- Exercise objective: When you find the word "name" in a line of the entries, please copy the whole line.

═══ Information given ═══

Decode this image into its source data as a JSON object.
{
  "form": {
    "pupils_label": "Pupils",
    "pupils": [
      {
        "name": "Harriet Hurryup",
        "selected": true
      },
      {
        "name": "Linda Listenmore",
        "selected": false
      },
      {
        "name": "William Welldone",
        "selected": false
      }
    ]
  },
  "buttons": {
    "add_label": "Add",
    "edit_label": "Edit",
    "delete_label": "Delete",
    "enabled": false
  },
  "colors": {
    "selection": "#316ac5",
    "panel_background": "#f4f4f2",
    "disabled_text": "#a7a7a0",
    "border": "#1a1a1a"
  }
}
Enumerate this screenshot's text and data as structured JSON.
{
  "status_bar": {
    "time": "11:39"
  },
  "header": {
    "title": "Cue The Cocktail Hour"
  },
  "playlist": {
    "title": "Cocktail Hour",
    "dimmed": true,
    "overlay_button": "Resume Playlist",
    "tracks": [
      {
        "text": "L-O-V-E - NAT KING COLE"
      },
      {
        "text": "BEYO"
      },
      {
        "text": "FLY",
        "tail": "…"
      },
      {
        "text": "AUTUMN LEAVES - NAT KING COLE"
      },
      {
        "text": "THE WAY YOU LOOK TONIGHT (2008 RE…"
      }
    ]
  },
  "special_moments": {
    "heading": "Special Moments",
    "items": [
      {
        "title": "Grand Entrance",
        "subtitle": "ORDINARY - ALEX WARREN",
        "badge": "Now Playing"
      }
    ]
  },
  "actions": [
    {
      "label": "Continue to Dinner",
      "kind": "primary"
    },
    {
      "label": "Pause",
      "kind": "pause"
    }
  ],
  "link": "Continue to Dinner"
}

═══

- Response to this exercise:
        "name": "Harriet Hurryup",
        "name": "Linda Listenmore",
        "name": "William Welldone",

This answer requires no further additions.